[Directions] Every line below must be reproduced exactly. Copy them all.
::: Extracted material
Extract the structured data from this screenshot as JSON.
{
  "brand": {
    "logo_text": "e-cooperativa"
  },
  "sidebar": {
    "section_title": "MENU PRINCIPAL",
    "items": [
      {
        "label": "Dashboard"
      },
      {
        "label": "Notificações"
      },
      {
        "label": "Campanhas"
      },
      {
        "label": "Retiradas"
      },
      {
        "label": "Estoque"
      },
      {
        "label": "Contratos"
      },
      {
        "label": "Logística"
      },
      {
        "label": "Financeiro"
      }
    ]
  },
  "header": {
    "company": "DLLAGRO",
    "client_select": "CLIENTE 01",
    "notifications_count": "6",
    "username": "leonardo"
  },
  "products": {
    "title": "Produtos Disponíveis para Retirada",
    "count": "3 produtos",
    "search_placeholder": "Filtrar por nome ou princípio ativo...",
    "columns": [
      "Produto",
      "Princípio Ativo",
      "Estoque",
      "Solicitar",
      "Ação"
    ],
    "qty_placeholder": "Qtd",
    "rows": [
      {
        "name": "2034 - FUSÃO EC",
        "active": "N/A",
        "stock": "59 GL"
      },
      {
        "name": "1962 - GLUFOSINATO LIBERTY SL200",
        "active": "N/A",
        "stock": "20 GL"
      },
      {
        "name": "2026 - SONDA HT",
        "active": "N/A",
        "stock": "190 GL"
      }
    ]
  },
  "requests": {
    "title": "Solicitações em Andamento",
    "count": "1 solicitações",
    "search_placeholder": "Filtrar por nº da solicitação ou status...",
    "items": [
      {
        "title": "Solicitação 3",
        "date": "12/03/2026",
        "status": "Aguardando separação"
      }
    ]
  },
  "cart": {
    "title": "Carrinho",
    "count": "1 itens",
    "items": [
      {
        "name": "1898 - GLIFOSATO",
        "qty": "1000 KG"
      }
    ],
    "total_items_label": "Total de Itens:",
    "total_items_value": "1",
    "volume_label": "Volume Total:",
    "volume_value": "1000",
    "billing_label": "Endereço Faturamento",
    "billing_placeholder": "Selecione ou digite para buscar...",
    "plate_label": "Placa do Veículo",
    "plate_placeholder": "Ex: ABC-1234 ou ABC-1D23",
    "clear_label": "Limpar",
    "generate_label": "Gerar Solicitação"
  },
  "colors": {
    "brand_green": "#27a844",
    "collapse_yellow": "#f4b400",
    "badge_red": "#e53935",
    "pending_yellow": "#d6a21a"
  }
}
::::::
[Response to the exercise]
Extract the structured data from this screenshot as JSON.
{
  "brand": {
    "logo_text": "e-cooperativa"
  },
  "sidebar": {
    "section_title": "MENU PRINCIPAL",
    "items": [
      {
        "label": "Dashboard"
      },
      {
        "label": "Notificações"
      },
      {
        "label": "Campanhas"
      },
      {
        "label": "Retiradas"
      },
      {
        "label": "Estoque"
      },
      {
        "label": "Contratos"
      },
      {
        "label": "Logística"
      },
      {
        "label": "Financeiro"
      }
    ]
  },
  "header": {
    "company": "DLLAGRO",
    "client_select": "CLIENTE 01",
    "notifications_count": "6",
    "username": "leonardo"
  },
  "products": {
    "title": "Produtos Disponíveis para Retirada",
    "count": "3 produtos",
    "search_placeholder": "Filtrar por nome ou princípio ativo...",
    "columns": [
      "Produto",
      "Princípio Ativo",
      "Estoque",
      "Solicitar",
      "Ação"
    ],
    "qty_placeholder": "Qtd",
    "rows": [
      {
        "name": "2034 - FUSÃO EC",
        "active": "N/A",
        "stock": "59 GL"
      },
      {
        "name": "1962 - GLUFOSINATO LIBERTY SL200",
        "active": "N/A",
        "stock": "20 GL"
      },
      {
        "name": "2026 - SONDA HT",
        "active": "N/A",
        "stock": "190 GL"
      }
    ]
  },
  "requests": {
    "title": "Solicitações em Andamento",
    "count": "1 solicitações",
    "search_placeholder": "Filtrar por nº da solicitação ou status...",
    "items": [
      {
        "title": "Solicitação 3",
        "date": "12/03/2026",
        "status": "Aguardando separação"
      }
    ]
  },
  "cart": {
    "title": "Carrinho",
    "count": "1 itens",
    "items": [
      {
        "name": "1898 - GLIFOSATO",
        "qty": "1000 KG"
      }
    ],
    "total_items_label": "Total de Itens:",
    "total_items_value": "1",
    "volume_label": "Volume Total:",
    "volume_value": "1000",
    "billing_label": "Endereço Faturamento",
    "billing_placeholder": "Selecione ou digite para buscar...",
    "plate_label": "Placa do Veículo",
    "plate_placeholder": "Ex: ABC-1234 ou ABC-1D23",
    "clear_label": "Limpar",
    "generate_label": "Gerar Solicitação"
  },
  "colors": {
    "brand_green": "#27a844",
    "collapse_yellow": "#f4b400",
    "badge_red": "#e53935",
    "pending_yellow": "#d6a21a"
  }
}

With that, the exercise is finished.